» WHAT IS REQUIRED: Return each line of the data below that contains the string "this".

» DATASET:

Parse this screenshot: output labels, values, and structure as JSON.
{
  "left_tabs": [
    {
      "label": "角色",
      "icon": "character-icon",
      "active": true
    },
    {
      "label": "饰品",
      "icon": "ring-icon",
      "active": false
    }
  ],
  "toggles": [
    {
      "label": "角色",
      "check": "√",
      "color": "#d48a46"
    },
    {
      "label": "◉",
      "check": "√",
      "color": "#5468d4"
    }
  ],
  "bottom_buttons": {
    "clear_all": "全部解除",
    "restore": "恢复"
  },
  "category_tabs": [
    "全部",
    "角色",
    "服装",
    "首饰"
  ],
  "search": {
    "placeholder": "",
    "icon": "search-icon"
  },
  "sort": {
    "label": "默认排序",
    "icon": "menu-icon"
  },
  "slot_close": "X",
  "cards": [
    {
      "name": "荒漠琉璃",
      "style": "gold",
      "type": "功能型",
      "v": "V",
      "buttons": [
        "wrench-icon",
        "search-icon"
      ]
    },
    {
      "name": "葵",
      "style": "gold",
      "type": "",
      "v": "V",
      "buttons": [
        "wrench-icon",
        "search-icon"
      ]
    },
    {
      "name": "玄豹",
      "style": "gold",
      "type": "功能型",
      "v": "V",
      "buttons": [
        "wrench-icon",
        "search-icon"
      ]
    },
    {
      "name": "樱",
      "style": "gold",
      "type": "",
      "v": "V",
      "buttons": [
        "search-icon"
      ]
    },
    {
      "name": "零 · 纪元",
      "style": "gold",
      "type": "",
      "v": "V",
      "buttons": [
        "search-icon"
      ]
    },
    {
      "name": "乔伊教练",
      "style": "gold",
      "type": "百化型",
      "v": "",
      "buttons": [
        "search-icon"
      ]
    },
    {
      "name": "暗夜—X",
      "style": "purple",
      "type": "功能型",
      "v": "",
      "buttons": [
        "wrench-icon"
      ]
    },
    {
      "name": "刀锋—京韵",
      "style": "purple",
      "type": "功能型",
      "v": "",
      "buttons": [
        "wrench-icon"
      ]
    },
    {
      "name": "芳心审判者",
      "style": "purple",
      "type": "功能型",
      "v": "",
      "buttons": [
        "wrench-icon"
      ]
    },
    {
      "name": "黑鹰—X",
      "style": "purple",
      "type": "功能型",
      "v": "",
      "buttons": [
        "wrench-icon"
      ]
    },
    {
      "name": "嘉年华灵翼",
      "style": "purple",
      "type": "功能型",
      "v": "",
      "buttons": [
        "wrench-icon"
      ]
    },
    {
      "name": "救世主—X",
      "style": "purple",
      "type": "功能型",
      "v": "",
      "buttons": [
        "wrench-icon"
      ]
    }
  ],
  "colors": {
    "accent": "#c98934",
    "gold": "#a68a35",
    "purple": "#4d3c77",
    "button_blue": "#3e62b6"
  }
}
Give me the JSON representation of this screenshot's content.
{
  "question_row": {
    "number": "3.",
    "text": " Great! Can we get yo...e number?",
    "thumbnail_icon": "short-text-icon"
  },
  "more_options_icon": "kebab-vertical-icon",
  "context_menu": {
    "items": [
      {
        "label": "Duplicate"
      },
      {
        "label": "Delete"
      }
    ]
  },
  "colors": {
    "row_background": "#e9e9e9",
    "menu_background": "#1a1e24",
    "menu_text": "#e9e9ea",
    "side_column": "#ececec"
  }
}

» REPLY:
Parse this screenshot: output labels, values, and structure as JSON.
Give me the JSON representation of this screenshot's content.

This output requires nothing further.